The Effect of Sleep Deprivation and Recovery Sleep on Emotional Memory and Affective Reactivity
Goal 1: How does sleep deprivation impact emotion perception and memory processing? The investigators are interested in how an acute loss of sleep impairs our ability to properly perceive, consolidate, and retrieve emotional information. There has been research on the effect of sleep deprivation on broad areas of cognition, such as attention, working memory, and reasoning ability, but the impact of sleep loss on emotional processing and regulation remains largely unexplored. The investigators aim to characterize how sleep deprivation compared to undisturbed sleep affects the ability to accurately perceive emotion, how it alters the intensity with which emotions are perceived, and the effect that these changes have on the subsequent consolidation and memory retrieval for emotional compared to neutral information.
Goal 2: How are these changes reflected in the neural signal and with psychophysiological measures?
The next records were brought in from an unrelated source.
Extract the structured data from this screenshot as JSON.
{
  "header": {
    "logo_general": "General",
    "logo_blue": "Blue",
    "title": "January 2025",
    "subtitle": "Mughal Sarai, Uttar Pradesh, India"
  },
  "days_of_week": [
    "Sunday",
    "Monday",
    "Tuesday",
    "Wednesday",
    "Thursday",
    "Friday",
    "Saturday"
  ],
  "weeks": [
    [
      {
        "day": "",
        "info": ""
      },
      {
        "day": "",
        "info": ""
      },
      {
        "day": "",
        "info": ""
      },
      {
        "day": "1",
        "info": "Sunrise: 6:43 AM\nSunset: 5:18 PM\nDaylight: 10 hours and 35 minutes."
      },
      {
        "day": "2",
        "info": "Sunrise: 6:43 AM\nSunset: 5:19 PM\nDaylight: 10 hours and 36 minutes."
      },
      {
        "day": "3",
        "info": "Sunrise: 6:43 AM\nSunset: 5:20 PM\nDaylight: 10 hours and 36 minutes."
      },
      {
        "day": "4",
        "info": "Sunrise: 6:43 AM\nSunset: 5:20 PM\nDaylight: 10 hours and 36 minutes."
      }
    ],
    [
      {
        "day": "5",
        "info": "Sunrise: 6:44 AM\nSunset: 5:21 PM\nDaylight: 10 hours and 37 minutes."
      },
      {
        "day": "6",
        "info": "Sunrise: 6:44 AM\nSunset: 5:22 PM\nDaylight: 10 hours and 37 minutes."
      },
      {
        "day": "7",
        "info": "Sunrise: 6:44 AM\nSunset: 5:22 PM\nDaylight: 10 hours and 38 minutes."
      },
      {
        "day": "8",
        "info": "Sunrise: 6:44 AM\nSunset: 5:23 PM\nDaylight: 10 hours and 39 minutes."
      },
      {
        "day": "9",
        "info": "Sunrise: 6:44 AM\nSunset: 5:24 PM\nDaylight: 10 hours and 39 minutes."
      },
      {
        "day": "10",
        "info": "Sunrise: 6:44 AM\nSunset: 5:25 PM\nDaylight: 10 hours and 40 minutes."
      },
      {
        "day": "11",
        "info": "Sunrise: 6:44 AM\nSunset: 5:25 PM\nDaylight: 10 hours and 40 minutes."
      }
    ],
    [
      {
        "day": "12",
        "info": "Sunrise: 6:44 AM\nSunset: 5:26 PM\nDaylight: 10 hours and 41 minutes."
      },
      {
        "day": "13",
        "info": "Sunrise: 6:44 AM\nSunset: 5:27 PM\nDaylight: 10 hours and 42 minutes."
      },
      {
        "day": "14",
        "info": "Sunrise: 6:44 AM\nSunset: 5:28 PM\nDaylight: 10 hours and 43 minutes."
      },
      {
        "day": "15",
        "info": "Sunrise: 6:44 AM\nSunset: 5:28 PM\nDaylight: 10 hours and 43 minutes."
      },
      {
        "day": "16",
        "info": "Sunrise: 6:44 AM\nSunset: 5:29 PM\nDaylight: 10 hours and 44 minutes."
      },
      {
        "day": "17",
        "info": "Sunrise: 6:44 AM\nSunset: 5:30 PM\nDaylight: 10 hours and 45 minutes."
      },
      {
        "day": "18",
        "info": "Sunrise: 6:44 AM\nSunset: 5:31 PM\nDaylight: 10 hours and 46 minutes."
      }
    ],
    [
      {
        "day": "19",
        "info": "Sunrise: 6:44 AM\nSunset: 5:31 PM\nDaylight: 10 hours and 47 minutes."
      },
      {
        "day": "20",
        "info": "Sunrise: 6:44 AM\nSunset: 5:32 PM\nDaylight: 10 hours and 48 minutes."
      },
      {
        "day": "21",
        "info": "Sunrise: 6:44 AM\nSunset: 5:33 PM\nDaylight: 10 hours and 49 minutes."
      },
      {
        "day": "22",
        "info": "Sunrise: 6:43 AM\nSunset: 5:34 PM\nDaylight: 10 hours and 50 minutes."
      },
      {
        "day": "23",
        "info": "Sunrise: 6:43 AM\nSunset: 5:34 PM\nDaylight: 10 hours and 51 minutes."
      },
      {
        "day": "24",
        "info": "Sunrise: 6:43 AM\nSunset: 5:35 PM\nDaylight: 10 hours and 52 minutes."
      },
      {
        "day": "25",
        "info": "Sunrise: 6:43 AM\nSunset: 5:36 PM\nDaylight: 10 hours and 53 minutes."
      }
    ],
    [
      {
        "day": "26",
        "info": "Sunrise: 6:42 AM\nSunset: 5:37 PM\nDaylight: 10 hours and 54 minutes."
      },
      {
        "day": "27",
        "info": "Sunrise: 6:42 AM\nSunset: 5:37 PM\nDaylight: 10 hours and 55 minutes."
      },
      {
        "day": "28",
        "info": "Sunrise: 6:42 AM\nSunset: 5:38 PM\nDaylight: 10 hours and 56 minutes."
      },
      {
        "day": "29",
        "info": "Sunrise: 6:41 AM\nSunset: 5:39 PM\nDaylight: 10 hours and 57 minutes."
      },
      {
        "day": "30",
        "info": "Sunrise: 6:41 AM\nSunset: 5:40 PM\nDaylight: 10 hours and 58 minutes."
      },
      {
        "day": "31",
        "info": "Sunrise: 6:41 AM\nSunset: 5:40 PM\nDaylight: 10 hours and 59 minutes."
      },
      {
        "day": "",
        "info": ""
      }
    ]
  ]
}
The investigators will utilize functional magnetic resonance imaging (fMRI) and measures of autonomic reactivity (heart rate and skin conductance) to characterize the neural and psychophysiological mechanisms underlying these behavioral changes following sleep deprivation compared to a normal night of sleep. This will allow us to pinpoint the brain regions involved in changes following sleep deprivation, and associate these changes with effects on downstream physiological responses.
Goal 3: Can a nap after sleep deprivation restore normal processing of emotional memory and rescue the neural and autonomic markers of sleep deprivation? The investigators are interested in determining if a brief period of recovery sleep is enough to combat the behavioral, neural, and autonomic effects of acute sleep loss, thus a portion of the sleep-deprived participants will be given a 2-hour nap opportunity to quantify its restorative effects. Such information would form the foundation for future research extending and translating these findings into effective sleep-based interventions for healthy and clinical populations alike.